**Task to complete**
Scan the listing for the word "creative" and report every line that contains it.

########

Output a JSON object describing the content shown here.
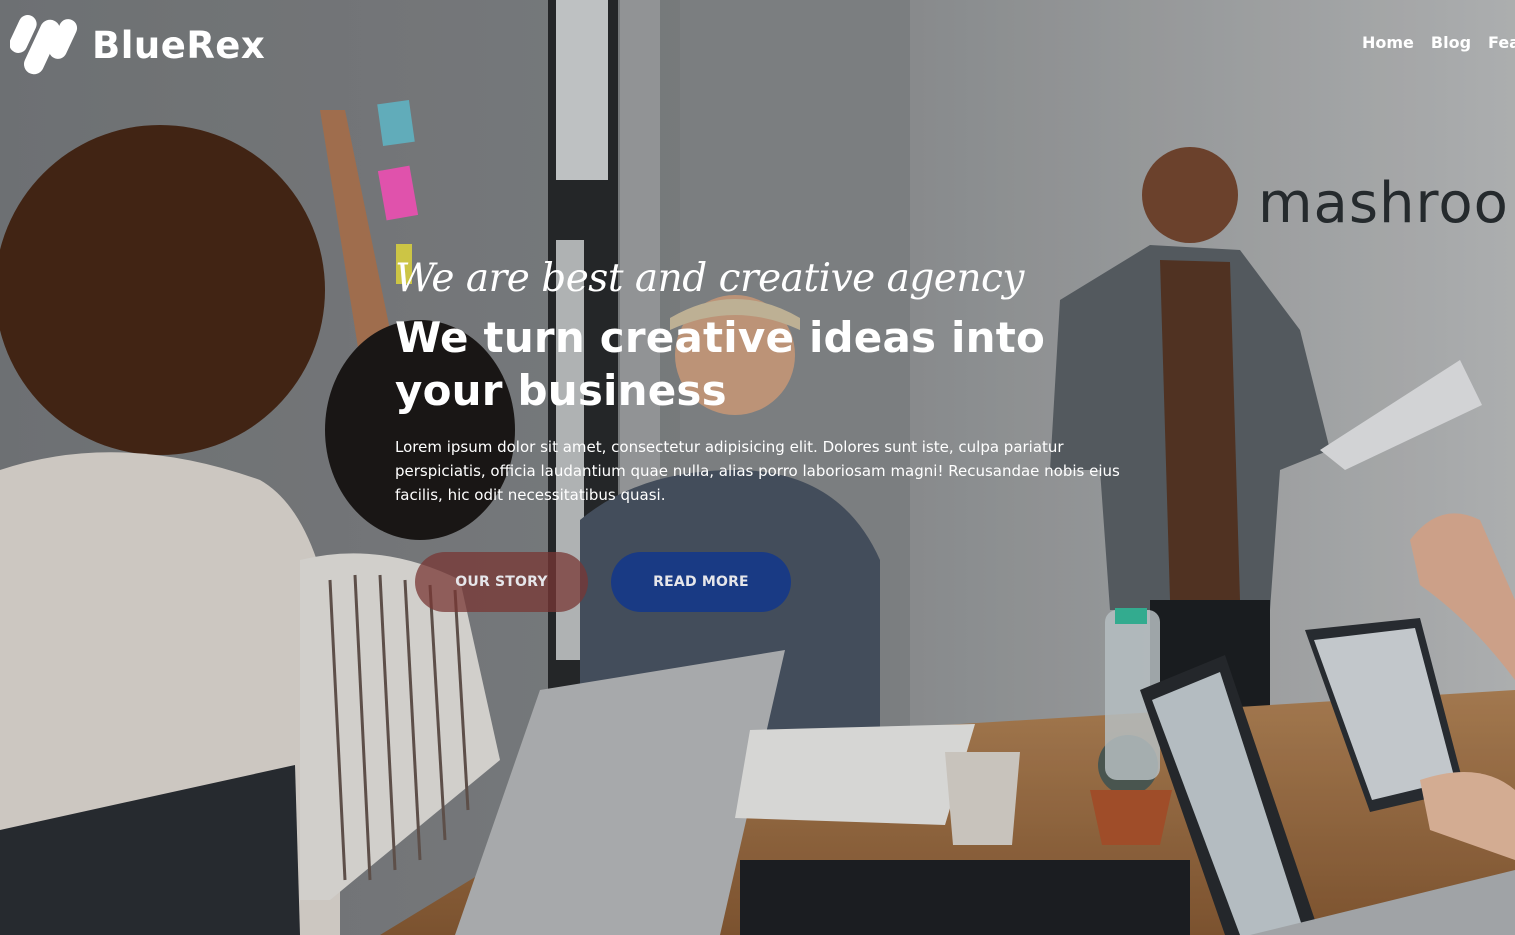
{
  "brand": {
    "name": "BlueRex",
    "logo_icon": "bluerex-logo-icon"
  },
  "nav": {
    "items": [
      {
        "label": "Home"
      },
      {
        "label": "Blog"
      },
      {
        "label": "Fea"
      }
    ]
  },
  "hero": {
    "tagline": "We are best and creative agency",
    "headline": "We turn creative ideas into your business",
    "description": "Lorem ipsum dolor sit amet, consectetur adipisicing elit. Dolores sunt iste, culpa pariatur perspiciatis, officia laudantium quae nulla, alias porro laboriosam magni! Recusandae nobis eius facilis, hic odit necessitatibus quasi.",
    "buttons": {
      "primary": "OUR STORY",
      "secondary": "READ MORE"
    },
    "wall_sign": "mashroo"
  },
  "colors": {
    "our_story_button": "#783734",
    "read_more_button": "#12378c",
    "text": "#ffffff"
  }
}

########

**Task response**
    "tagline": "We are best and creative agency",
    "headline": "We turn creative ideas into your business",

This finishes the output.